What an interesting evening, many thanks to Roger who dropped by to share with us his interest in Fenny Bridges Mill. He has a death certificate gleaned for his interest in postal history. The certificate relates to Edward Coombe, Miller who died in 1840 and buried at St Anne's Chapel, but the graves there where re interred at Feniton Church. This is the inscription on the grave:
Edward COOMBE of Feniton Mills in this Parish who gave land for the building of this Chapel
d. 10.3.1840 in 44TH year of age
Also in the same vault Sarah COOMBE his wife d. 9.1.1860
(re-interred from Fenny Bridges Chapel 1949)
Roger explained the marks on the folded death certificate gave the date of receipt and the recipient would have paid the postage, envelopes were not used to the cost down.
More can be read here:
Regarding the roads in the village Jo kindly sent this note:
My Dad used to tell me that he remembered the remains of the 'old road' which come down through a cleft in the rock behind Nap Cottage. A cross road went North to Rutts at the top of the rise where Rutts Lane is now.
He said there was an old woman's cottage built into the cliff at the back of Nap Cottage garden and he and his mates used to climb up above it and drop stones on the roof. I think it was of corrugated iron so they were typical little horrors!! [Alan said his father was one of the little horrors!]
He remembered the new road being built as the Council needed to buy some of the Glebe Lands belonging to the Rectory (then Feniton House) and they lowered Broad Road gradually as it rose towards the Station so that the slope to Rutts was passable too. They built the wall along the length of the Glebe Lands so as to keep the field up instead of buying more land to make a slope.
When I was on the Parish Council, Devon County wrote to ask who owned that wall as it was in bad condition. I was able to give them the above details and to assure them that they owned it themselves!
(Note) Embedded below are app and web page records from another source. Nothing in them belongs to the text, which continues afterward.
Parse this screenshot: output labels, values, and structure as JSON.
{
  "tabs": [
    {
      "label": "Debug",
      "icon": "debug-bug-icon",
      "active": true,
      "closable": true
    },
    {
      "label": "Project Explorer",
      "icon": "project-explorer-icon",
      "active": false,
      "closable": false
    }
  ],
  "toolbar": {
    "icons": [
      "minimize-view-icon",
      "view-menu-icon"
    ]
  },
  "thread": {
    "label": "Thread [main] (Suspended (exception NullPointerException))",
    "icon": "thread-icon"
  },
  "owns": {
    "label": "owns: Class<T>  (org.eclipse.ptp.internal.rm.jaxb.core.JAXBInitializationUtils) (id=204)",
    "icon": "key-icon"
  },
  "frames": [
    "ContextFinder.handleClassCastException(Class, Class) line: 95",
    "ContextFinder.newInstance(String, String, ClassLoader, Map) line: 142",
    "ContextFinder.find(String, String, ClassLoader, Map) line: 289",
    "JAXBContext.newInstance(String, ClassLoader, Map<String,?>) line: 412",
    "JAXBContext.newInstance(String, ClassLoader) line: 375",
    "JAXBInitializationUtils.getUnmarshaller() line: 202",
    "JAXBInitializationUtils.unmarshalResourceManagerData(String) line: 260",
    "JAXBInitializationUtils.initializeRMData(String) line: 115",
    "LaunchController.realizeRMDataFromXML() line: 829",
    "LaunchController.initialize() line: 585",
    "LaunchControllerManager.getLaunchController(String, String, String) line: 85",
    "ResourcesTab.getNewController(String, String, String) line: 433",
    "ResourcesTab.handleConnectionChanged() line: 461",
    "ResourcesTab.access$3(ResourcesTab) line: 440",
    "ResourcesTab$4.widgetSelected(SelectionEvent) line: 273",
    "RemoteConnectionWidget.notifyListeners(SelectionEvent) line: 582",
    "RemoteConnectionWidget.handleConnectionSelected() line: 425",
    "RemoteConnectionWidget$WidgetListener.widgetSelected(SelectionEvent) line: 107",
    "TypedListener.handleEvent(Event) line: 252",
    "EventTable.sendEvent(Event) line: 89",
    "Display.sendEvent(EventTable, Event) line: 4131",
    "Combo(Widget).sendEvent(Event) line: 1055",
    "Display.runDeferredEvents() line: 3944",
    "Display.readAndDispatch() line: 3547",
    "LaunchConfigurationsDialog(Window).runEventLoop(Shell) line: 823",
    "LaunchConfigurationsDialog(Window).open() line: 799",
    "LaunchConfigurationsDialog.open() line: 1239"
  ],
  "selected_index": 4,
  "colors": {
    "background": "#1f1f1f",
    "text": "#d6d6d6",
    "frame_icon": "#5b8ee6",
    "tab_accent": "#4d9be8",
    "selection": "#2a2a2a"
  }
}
To my knowledge, no repair work has ever been carried out by them since that date!! Jo Chown
Thank you Jo.
Our work on the display for the Patteson Event was very well received, thank you, the credit goes to all who helped. Jackie went on the walk to Alfington and a wonderful spread was lovely put on by Alfington Church.
Geoff explained there are still van loads of documents, including letters to Santa!!, to be indexed and sorted in the Devon Heritage Centre, a work in progress.
Brenda asked us for photos suitable for the Parish Magazine cover, must have good definition to reproduce in black and white.
Memories of the snow in 1963 were discussed.
Our earlier discussions on the coach Bishop Patteson would have taken to the train at Cullompton led Brenda to spot a print in an auction sale at Ottery of Russell's Flying Wagons.
This link is very interesting:
Brenda also found out that Russell bought farms along the route to rest the horses, one being at Redloft Farm Offwell, no longer there now.
The railways, of course changed all this. Brenda's great grandfather worked on the construction and was killed in a fall while working on a tunnel at Fowey in 1874.
Bill reported he is working with David to carve oak name plaques to place on the pews with coats of arms on so that the families are identified to visitors. He has also kindly offered to make one for the History Group to place by our displays, following Brenda saying we should have put our name up on the boards to say we had done the work on the boards. Thank you Bill.
Our next event is the talk with Chris Wakefield from Ottery Heritage on Boundaries in the Church on 30th April. To be followed by the Rogation and Beating the Bounds walk on 10th May.
The Friends of St. Andrew's are holding a Wedding Dress display in the Church weekend of the 16th May. Brenda is writing up the history of wedding dresses to accompany the dresses.
Our next meeting will be on Thurs. 7th May in the Nog Inn.
To close we must pass on our Congratulations to David and Sheila on the celebration of their Golden Wedding Anniversary.